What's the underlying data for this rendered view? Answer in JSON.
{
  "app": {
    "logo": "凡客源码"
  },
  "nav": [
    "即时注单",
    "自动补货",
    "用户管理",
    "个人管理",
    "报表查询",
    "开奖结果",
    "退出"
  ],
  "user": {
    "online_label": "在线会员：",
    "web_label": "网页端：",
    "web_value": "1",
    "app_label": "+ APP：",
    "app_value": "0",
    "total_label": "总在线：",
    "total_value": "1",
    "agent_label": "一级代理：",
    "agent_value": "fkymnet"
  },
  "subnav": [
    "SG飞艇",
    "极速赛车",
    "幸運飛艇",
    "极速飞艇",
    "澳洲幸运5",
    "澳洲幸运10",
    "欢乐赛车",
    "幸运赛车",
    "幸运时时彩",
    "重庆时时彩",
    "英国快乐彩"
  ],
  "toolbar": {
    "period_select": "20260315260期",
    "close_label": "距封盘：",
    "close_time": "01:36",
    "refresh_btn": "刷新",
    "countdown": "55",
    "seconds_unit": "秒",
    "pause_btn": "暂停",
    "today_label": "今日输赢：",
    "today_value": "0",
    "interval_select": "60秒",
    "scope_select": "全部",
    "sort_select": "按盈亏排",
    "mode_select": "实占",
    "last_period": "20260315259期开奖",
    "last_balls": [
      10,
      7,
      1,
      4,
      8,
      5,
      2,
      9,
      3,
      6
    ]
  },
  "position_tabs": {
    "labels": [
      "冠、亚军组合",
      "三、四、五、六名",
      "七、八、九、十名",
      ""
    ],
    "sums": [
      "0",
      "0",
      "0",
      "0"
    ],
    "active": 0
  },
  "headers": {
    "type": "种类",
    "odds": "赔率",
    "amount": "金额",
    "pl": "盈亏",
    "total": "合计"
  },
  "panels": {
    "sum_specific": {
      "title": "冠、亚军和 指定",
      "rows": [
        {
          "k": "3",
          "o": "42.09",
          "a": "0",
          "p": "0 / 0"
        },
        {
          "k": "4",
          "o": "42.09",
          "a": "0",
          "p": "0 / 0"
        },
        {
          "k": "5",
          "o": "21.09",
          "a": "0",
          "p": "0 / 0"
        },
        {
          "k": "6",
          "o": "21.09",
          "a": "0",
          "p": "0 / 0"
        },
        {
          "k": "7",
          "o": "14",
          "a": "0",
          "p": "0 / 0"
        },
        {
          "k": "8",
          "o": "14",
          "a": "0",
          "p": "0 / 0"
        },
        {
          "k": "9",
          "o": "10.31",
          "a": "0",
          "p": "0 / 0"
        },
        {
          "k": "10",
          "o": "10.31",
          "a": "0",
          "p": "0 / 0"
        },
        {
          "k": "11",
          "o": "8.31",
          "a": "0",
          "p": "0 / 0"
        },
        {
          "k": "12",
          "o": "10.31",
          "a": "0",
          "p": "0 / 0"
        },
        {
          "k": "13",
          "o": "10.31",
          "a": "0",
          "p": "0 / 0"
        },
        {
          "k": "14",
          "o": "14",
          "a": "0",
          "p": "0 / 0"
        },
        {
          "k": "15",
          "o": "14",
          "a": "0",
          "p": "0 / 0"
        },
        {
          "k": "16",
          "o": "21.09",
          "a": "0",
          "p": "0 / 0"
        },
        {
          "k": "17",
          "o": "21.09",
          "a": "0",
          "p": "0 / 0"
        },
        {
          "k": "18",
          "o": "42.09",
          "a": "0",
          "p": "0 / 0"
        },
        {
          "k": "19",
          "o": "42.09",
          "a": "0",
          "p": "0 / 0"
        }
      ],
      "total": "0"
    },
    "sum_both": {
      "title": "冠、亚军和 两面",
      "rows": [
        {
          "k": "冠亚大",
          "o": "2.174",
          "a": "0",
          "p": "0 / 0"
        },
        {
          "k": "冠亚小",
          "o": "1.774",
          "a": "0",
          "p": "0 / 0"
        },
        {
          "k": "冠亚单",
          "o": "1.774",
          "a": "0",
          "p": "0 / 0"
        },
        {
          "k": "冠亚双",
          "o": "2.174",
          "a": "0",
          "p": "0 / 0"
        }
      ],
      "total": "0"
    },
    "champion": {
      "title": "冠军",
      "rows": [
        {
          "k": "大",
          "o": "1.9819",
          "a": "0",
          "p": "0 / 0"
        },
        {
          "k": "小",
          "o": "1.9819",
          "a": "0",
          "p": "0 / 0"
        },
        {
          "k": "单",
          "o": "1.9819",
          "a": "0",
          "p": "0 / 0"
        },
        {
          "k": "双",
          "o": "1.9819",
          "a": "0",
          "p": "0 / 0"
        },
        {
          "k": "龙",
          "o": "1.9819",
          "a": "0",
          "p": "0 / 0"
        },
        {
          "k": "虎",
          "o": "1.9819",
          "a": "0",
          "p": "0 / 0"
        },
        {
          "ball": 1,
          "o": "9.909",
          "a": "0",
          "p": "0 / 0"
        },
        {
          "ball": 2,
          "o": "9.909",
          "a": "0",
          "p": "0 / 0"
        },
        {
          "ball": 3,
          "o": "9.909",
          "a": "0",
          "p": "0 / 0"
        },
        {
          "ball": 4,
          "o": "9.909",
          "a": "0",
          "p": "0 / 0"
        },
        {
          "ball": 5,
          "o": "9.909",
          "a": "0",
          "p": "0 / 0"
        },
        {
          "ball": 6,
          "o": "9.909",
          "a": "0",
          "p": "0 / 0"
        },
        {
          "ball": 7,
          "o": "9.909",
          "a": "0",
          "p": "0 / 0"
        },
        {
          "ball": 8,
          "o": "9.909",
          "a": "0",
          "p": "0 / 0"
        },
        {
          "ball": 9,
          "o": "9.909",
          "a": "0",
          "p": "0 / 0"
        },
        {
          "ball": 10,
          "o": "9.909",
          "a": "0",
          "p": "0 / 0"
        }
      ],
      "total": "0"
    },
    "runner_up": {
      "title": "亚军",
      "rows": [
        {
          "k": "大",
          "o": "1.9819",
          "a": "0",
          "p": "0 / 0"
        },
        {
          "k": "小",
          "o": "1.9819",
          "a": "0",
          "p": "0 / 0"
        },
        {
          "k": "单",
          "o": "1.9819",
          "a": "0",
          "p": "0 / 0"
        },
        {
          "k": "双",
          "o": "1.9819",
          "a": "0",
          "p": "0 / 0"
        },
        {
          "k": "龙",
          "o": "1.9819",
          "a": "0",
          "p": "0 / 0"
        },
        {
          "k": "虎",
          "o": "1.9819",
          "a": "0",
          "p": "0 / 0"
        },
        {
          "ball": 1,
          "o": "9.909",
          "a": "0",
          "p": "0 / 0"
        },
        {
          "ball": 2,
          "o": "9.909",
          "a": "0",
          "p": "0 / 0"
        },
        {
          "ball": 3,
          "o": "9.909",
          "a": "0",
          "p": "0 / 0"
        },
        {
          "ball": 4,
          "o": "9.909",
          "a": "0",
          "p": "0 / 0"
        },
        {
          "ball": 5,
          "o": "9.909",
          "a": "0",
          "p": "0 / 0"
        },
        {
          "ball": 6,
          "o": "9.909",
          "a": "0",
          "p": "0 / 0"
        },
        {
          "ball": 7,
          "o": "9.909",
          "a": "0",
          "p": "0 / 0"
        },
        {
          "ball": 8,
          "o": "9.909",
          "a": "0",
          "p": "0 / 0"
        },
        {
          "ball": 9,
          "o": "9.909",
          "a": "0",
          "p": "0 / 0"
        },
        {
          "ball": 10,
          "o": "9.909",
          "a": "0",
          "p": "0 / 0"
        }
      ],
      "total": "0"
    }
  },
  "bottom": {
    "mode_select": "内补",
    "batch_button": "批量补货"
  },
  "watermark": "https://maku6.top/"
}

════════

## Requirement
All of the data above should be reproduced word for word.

## Task answer
What's the underlying data for this rendered view? Answer in JSON.
{
  "app": {
    "logo": "凡客源码"
  },
  "nav": [
    "即时注单",
    "自动补货",
    "用户管理",
    "个人管理",
    "报表查询",
    "开奖结果",
    "退出"
  ],
  "user": {
    "online_label": "在线会员：",
    "web_label": "网页端：",
    "web_value": "1",
    "app_label": "+ APP：",
    "app_value": "0",
    "total_label": "总在线：",
    "total_value": "1",
    "agent_label": "一级代理：",
    "agent_value": "fkymnet"
  },
  "subnav": [
    "SG飞艇",
    "极速赛车",
    "幸運飛艇",
    "极速飞艇",
    "澳洲幸运5",
    "澳洲幸运10",
    "欢乐赛车",
    "幸运赛车",
    "幸运时时彩",
    "重庆时时彩",
    "英国快乐彩"
  ],
  "toolbar": {
    "period_select": "20260315260期",
    "close_label": "距封盘：",
    "close_time": "01:36",
    "refresh_btn": "刷新",
    "countdown": "55",
    "seconds_unit": "秒",
    "pause_btn": "暂停",
    "today_label": "今日输赢：",
    "today_value": "0",
    "interval_select": "60秒",
    "scope_select": "全部",
    "sort_select": "按盈亏排",
    "mode_select": "实占",
    "last_period": "20260315259期开奖",
    "last_balls": [
      10,
      7,
      1,
      4,
      8,
      5,
      2,
      9,
      3,
      6
    ]
  },
  "position_tabs": {
    "labels": [
      "冠、亚军组合",
      "三、四、五、六名",
      "七、八、九、十名",
      ""
    ],
    "sums": [
      "0",
      "0",
      "0",
      "0"
    ],
    "active": 0
  },
  "headers": {
    "type": "种类",
    "odds": "赔率",
    "amount": "金额",
    "pl": "盈亏",
    "total": "合计"
  },
  "panels": {
    "sum_specific": {
      "title": "冠、亚军和 指定",
      "rows": [
        {
          "k": "3",
          "o": "42.09",
          "a": "0",
          "p": "0 / 0"
        },
        {
          "k": "4",
          "o": "42.09",
          "a": "0",
          "p": "0 / 0"
        },
        {
          "k": "5",
          "o": "21.09",
          "a": "0",
          "p": "0 / 0"
        },
        {
          "k": "6",
          "o": "21.09",
          "a": "0",
          "p": "0 / 0"
        },
        {
          "k": "7",
          "o": "14",
          "a": "0",
          "p": "0 / 0"
        },
        {
          "k": "8",
          "o": "14",
          "a": "0",
          "p": "0 / 0"
        },
        {
          "k": "9",
          "o": "10.31",
          "a": "0",
          "p": "0 / 0"
        },
        {
          "k": "10",
          "o": "10.31",
          "a": "0",
          "p": "0 / 0"
        },
        {
          "k": "11",
          "o": "8.31",
          "a": "0",
          "p": "0 / 0"
        },
        {
          "k": "12",
          "o": "10.31",
          "a": "0",
          "p": "0 / 0"
        },
        {
          "k": "13",
          "o": "10.31",
          "a": "0",
          "p": "0 / 0"
        },
        {
          "k": "14",
          "o": "14",
          "a": "0",
          "p": "0 / 0"
        },
        {
          "k": "15",
          "o": "14",
          "a": "0",
          "p": "0 / 0"
        },
        {
          "k": "16",
          "o": "21.09",
          "a": "0",
          "p": "0 / 0"
        },
        {
          "k": "17",
          "o": "21.09",
          "a": "0",
          "p": "0 / 0"
        },
        {
          "k": "18",
          "o": "42.09",
          "a": "0",
          "p": "0 / 0"
        },
        {
          "k": "19",
          "o": "42.09",
          "a": "0",
          "p": "0 / 0"
        }
      ],
      "total": "0"
    },
    "sum_both": {
      "title": "冠、亚军和 两面",
      "rows": [
        {
          "k": "冠亚大",
          "o": "2.174",
          "a": "0",
          "p": "0 / 0"
        },
        {
          "k": "冠亚小",
          "o": "1.774",
          "a": "0",
          "p": "0 / 0"
        },
        {
          "k": "冠亚单",
          "o": "1.774",
          "a": "0",
          "p": "0 / 0"
        },
        {
          "k": "冠亚双",
          "o": "2.174",
          "a": "0",
          "p": "0 / 0"
        }
      ],
      "total": "0"
    },
    "champion": {
      "title": "冠军",
      "rows": [
        {
          "k": "大",
          "o": "1.9819",
          "a": "0",
          "p": "0 / 0"
        },
        {
          "k": "小",
          "o": "1.9819",
          "a": "0",
          "p": "0 / 0"
        },
        {
          "k": "单",
          "o": "1.9819",
          "a": "0",
          "p": "0 / 0"
        },
        {
          "k": "双",
          "o": "1.9819",
          "a": "0",
          "p": "0 / 0"
        },
        {
          "k": "龙",
          "o": "1.9819",
          "a": "0",
          "p": "0 / 0"
        },
        {
          "k": "虎",
          "o": "1.9819",
          "a": "0",
          "p": "0 / 0"
        },
        {
          "ball": 1,
          "o": "9.909",
          "a": "0",
          "p": "0 / 0"
        },
        {
          "ball": 2,
          "o": "9.909",
          "a": "0",
          "p": "0 / 0"
        },
        {
          "ball": 3,
          "o": "9.909",
          "a": "0",
          "p": "0 / 0"
        },
        {
          "ball": 4,
          "o": "9.909",
          "a": "0",
          "p": "0 / 0"
        },
        {
          "ball": 5,
          "o": "9.909",
          "a": "0",
          "p": "0 / 0"
        },
        {
          "ball": 6,
          "o": "9.909",
          "a": "0",
          "p": "0 / 0"
        },
        {
          "ball": 7,
          "o": "9.909",
          "a": "0",
          "p": "0 / 0"
        },
        {
          "ball": 8,
          "o": "9.909",
          "a": "0",
          "p": "0 / 0"
        },
        {
          "ball": 9,
          "o": "9.909",
          "a": "0",
          "p": "0 / 0"
        },
        {
          "ball": 10,
          "o": "9.909",
          "a": "0",
          "p": "0 / 0"
        }
      ],
      "total": "0"
    },
    "runner_up": {
      "title": "亚军",
      "rows": [
        {
          "k": "大",
          "o": "1.9819",
          "a": "0",
          "p": "0 / 0"
        },
        {
          "k": "小",
          "o": "1.9819",
          "a": "0",
          "p": "0 / 0"
        },
        {
          "k": "单",
          "o": "1.9819",
          "a": "0",
          "p": "0 / 0"
        },
        {
          "k": "双",
          "o": "1.9819",
          "a": "0",
          "p": "0 / 0"
        },
        {
          "k": "龙",
          "o": "1.9819",
          "a": "0",
          "p": "0 / 0"
        },
        {
          "k": "虎",
          "o": "1.9819",
          "a": "0",
          "p": "0 / 0"
        },
        {
          "ball": 1,
          "o": "9.909",
          "a": "0",
          "p": "0 / 0"
        },
        {
          "ball": 2,
          "o": "9.909",
          "a": "0",
          "p": "0 / 0"
        },
        {
          "ball": 3,
          "o": "9.909",
          "a": "0",
          "p": "0 / 0"
        },
        {
          "ball": 4,
          "o": "9.909",
          "a": "0",
          "p": "0 / 0"
        },
        {
          "ball": 5,
          "o": "9.909",
          "a": "0",
          "p": "0 / 0"
        },
        {
          "ball": 6,
          "o": "9.909",
          "a": "0",
          "p": "0 / 0"
        },
        {
          "ball": 7,
          "o": "9.909",
          "a": "0",
          "p": "0 / 0"
        },
        {
          "ball": 8,
          "o": "9.909",
          "a": "0",
          "p": "0 / 0"
        },
        {
          "ball": 9,
          "o": "9.909",
          "a": "0",
          "p": "0 / 0"
        },
        {
          "ball": 10,
          "o": "9.909",
          "a": "0",
          "p": "0 / 0"
        }
      ],
      "total": "0"
    }
  },
  "bottom": {
    "mode_select": "内补",
    "batch_button": "批量补货"
  },
  "watermark": "https://maku6.top/"
}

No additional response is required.